Bringing Souls Closer to God
I would like to offer some personal reflections in light of the death of my fellow Archdiocesan Priest, Fr Ian Ker, the world’s leading authority on St John Henry Newman.
My signed copy of Fr Ian Ker’s world-famous book, entitled John Henry Newman A Biography (1988), is especially treasured now. I first read it as I prepared a resource about Newman for Schools to use, ahead of Pope Benedict XVI’s visit to Beatify him, in 2010. Over a decade later, Fr Ian’s text, by now crammed full of my coloured notelets, spare envelopes and copious pencil underlinings, is a testament to how indispensable his work remains to me. His preface has constantly influenced my approach to Newman, from the moment I read, what I experienced as Fr Ian’s prophetic words. He says:

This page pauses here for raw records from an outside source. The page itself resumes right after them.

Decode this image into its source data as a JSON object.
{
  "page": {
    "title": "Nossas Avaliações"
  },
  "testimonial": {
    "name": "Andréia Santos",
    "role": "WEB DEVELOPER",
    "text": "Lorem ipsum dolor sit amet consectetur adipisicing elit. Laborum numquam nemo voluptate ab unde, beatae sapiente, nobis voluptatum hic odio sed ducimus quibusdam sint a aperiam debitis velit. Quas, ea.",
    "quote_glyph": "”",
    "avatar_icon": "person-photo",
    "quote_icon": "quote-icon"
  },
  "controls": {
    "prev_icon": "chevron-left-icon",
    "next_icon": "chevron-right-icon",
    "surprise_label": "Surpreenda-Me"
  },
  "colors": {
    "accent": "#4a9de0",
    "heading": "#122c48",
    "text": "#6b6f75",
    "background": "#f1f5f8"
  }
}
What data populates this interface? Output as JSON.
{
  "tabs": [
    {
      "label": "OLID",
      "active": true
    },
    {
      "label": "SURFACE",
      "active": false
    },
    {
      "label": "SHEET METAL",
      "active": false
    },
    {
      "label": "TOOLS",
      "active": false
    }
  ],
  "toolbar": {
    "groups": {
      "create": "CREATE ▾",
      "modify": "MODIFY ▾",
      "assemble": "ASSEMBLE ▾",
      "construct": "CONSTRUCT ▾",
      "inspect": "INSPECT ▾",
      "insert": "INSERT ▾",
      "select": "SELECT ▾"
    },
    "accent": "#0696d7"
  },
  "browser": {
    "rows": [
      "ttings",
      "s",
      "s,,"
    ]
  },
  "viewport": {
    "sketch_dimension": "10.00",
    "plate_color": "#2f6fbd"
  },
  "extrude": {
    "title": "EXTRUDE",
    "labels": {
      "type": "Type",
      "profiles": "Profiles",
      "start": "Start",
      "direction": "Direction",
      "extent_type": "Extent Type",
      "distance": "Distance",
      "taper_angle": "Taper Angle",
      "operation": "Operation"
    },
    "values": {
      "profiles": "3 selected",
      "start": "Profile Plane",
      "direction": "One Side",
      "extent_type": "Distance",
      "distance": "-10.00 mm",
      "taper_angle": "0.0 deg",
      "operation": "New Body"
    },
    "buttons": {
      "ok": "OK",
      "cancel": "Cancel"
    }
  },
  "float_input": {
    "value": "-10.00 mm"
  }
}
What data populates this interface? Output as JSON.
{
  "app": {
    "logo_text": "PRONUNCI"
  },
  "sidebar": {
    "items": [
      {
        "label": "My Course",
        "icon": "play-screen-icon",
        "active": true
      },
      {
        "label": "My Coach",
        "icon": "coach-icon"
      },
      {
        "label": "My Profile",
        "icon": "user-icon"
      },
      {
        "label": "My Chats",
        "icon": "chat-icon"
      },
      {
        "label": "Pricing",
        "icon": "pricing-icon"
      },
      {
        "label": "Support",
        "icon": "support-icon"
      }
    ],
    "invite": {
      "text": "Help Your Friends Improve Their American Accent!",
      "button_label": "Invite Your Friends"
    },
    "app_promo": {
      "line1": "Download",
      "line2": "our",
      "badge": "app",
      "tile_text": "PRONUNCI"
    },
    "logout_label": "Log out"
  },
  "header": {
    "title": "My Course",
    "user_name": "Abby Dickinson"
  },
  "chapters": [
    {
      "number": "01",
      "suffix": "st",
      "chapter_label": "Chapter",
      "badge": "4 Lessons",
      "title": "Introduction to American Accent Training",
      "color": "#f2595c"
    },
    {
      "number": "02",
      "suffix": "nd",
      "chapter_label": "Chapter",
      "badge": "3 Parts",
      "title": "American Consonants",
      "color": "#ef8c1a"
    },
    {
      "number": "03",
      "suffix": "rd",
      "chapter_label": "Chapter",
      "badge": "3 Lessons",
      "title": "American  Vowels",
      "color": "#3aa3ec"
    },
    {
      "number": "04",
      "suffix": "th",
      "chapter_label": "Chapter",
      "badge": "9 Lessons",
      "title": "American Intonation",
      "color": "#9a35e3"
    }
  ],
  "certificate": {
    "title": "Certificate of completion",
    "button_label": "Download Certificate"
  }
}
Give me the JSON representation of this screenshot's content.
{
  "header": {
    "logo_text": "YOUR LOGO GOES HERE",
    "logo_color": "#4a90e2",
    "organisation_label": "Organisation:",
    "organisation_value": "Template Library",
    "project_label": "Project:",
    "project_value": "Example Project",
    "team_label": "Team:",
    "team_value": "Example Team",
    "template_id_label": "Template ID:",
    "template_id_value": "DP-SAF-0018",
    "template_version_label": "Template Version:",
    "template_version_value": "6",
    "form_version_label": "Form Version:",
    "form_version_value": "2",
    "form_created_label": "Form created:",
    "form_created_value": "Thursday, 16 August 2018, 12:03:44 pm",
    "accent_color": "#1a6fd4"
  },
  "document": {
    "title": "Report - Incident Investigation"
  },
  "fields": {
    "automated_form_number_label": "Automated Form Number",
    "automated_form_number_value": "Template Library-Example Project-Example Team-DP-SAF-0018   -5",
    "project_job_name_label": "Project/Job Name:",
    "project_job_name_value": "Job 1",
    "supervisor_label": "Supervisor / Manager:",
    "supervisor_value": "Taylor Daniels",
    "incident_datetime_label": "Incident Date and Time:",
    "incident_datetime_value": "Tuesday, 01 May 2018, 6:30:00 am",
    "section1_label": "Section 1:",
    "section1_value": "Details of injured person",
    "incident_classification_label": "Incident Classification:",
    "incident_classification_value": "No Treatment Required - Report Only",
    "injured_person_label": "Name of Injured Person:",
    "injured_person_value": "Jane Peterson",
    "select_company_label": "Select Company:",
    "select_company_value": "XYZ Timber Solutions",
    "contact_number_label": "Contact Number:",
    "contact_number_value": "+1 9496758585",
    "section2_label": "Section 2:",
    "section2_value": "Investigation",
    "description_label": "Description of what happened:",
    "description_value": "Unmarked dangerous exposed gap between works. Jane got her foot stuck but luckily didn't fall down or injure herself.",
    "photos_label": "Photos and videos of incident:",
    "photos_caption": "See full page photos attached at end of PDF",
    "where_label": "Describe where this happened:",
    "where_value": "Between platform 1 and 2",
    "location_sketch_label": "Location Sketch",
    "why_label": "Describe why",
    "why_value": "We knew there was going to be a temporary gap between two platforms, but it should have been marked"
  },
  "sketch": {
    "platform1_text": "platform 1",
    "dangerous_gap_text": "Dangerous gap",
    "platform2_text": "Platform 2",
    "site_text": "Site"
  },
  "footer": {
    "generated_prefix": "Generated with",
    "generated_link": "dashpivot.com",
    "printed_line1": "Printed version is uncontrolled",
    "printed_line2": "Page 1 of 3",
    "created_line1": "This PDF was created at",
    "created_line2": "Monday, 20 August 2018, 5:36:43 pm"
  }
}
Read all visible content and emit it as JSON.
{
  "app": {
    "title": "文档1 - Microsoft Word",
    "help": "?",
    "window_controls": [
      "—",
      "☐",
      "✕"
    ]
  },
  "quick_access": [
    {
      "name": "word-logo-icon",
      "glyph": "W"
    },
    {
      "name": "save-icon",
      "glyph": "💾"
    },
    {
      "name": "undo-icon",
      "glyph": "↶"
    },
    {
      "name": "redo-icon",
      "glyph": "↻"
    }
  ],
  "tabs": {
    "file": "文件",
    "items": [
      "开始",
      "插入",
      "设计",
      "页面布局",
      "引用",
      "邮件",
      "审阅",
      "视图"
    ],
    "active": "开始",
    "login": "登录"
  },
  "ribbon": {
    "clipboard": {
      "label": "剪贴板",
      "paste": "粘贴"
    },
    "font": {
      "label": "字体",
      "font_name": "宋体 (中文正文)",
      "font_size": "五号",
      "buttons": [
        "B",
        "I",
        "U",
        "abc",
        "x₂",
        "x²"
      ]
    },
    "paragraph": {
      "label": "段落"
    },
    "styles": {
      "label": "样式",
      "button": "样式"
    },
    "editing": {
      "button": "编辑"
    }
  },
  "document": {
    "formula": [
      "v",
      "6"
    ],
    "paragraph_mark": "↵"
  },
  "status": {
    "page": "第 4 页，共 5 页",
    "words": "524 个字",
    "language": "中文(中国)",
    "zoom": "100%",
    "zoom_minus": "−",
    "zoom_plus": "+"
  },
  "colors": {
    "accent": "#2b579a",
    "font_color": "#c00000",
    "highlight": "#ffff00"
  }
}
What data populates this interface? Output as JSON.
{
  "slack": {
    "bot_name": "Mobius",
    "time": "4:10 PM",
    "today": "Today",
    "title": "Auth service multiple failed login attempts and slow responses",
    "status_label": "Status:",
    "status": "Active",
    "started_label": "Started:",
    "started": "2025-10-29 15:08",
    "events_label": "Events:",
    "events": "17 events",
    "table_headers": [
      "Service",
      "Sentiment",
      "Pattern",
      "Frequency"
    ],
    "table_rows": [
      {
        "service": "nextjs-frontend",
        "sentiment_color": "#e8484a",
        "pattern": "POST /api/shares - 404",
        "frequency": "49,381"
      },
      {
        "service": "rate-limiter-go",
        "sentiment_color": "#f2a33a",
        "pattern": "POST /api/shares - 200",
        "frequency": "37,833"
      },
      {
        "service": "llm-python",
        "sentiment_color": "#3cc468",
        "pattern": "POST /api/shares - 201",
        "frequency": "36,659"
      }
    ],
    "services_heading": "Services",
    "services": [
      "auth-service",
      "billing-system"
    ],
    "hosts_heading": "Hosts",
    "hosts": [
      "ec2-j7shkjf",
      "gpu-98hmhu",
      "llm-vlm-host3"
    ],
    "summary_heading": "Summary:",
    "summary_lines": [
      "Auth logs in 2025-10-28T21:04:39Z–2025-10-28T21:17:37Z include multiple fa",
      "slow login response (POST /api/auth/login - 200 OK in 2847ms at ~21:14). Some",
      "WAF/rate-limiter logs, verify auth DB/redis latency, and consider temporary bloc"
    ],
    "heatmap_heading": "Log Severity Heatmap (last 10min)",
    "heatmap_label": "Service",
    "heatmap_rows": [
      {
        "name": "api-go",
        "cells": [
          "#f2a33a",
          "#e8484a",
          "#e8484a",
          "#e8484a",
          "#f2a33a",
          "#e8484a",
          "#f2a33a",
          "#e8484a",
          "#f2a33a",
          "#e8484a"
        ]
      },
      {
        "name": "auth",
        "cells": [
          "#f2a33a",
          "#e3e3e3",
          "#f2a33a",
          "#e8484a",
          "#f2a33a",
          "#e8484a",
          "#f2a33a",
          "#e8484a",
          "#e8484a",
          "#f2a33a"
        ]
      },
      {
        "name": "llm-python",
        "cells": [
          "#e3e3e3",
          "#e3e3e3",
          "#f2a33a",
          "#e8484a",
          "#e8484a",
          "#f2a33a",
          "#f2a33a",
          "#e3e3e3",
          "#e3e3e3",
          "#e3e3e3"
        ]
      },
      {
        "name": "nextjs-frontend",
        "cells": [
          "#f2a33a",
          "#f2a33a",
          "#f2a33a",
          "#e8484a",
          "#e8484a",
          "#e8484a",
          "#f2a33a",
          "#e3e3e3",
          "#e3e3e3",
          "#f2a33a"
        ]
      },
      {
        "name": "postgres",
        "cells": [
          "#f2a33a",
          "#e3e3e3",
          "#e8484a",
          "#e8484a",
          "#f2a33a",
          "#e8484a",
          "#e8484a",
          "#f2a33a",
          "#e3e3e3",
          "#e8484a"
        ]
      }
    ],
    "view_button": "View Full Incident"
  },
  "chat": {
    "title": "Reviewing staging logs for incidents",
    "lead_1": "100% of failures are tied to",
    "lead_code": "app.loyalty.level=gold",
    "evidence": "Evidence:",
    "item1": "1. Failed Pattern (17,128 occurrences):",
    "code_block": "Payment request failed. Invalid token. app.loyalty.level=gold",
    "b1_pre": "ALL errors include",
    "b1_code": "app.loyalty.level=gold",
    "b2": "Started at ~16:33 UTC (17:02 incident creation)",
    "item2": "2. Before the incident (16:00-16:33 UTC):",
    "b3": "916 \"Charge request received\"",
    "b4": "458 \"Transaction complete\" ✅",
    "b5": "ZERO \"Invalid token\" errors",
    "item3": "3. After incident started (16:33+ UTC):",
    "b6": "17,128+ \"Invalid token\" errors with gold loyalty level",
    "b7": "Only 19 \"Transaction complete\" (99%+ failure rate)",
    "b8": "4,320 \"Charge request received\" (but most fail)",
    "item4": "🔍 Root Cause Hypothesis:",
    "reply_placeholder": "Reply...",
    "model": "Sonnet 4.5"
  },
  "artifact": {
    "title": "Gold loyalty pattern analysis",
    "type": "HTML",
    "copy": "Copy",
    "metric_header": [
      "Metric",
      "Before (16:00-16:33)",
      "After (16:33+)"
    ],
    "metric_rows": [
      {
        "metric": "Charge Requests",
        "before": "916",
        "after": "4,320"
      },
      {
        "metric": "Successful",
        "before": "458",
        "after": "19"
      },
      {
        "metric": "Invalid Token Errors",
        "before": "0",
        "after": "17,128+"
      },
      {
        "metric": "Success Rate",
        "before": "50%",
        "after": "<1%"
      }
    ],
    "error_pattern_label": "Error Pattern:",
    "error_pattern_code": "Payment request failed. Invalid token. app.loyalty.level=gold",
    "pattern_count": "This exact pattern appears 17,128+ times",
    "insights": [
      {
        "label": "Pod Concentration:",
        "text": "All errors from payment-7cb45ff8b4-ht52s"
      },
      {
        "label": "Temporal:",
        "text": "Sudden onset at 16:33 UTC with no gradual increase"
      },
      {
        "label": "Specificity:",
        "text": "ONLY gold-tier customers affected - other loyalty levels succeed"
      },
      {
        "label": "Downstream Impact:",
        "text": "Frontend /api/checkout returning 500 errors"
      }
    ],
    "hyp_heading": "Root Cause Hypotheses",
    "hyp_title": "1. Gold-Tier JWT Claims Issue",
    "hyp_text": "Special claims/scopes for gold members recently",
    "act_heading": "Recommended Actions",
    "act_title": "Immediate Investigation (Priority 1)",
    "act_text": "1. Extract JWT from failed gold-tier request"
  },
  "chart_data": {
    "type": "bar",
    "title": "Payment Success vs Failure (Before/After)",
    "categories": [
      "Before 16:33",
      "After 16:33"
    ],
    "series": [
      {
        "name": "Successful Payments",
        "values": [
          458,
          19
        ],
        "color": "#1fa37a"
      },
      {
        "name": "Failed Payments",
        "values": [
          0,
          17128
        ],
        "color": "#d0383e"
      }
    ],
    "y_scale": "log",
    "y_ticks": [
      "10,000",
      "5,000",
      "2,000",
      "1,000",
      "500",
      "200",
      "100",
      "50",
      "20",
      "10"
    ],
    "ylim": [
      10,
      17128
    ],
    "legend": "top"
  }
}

“I have quoted generously from his letters not only for literary reasons…but also because my object has been to write the life of Newman rather than a book about him…I have endeavoured to quote judiciously and selectively, but without compromising my commitment to allowing the reader to hear, as far as possible, the actual sound of Newman’s voice-and also to overhear him thinking aloud, particularly at certain critical junctures. Again, the subtlety of Newman’s highly nuanced approach to complex issues constantly discourages any bland, reductive paraphrasing, in favour of the exact rendering of his own words which alone so often convey the fullness of his thought. There is a vast literature on Newman, spanning several disciplines, which I hope I have taken account of; but I have referred only sparingly to specific secondary sources, when I have a definite debt or disagreement to record.” (p.ix).
I’ve followed Fr Ian’s valuable hermeneutic, over the last thirteen years, as I savoured, one by one, Newman’s published letters and diaries – focusing on what they reveal specifically about his humanity What a joy and blessing it has been. I felt a conscious sense of vocation to do this – which was also fostered by a reference Fr Ian made to Newman’s Fragment of the Life of St Philip (1853). In it Newman laments the lack of personal details, about the founder of the Oratorians, with which to apply Ignatian contemplation in order that we might encounter the meaning of Christ’s incarnation more deeply. This was, Newman said, so that a Saint is not a “bloodless ideality”. I did not want this to, potentially, happen to Newman either. The letters and diaries, I keep discovering, are full of such information to bring Newman close to us and illustrate that holiness is found in the ordinary as well as the sublime aspects about a person. In Newman’s case, for example, he learned to play billiards, read Walter Scott and Anthony Trollope novels in bed and liked watching cricket. Just as we might do.
The Fragment also led me to another of Fr Ian’s insights as noted in the book he co-edited with Alan G. Hill, Newman after a Hundred Years (1990). “It is not simply that Newman uses a conversational style in his letters, but he reproduces the actual sound and tone of his speaking voice with all its cadences and stresses.” (p139). This observation made me realise the significance of Newman’s use of colloquial language, home-spun metaphors, proverbial expressions and analogies drawn from popular culture and sport (particularly, boxing!), I was constantly coming across. Newman clearly used this kind of flexibility of language to great effect, pastorally, to relate to people from every kind of background as an Anglican Vicar in Oxford and a Catholic Priest in Birmingham, and beyond that, those he met on a daily basis. No wonder so many came to pay their respects by lining the streets at his funeral.
My personal gratitude to Fr Ian particularly comes from his encouragement of my research into Newman’s reflections, about his own grief, and the sensitive support he gave to others who had lost loved ones. Poignantly, I found that his letters helped me grieve the loss of my own parents too. Fr Ian had expressed his appreciation of a series of articles of mine, which the Newman Studies Journal had published. He kindly noted that they reminded him of a number of great Newman passages that he had forgotten about. I then asked Fr Ian’s advice, as I wanted to write a book called Balm for the Bereaved: Letters from Newman. I wondered about what he thought. I, rather self-consciously, mentioned that I hadn’t got a doctorate. Was that a disadvantage? Fr Ian’s characteristically forthright reply took me completely by surprise, coming as being both a great compliment to me and a huge challenge at the same time. He said: “What do you need a PhD for as long as your scholarship is good enough – why does it matter?” I have often drawn strength from his words at our memorable meeting and the delicious local pub lunch which followed it.
On the day Fr Ian passed into the arms of the Redeemer, I received an email which summed up my own feelings exactly. It said: “We should rejoice that he has done such sterling work for Newman scholarship and in that way brought so many souls closer to God.” I, as one of them, concur whole-heartedly.
Fr Peter Conley,
Archdiocese of Birmingham
Author of Newman: A Human Harp of Many Chords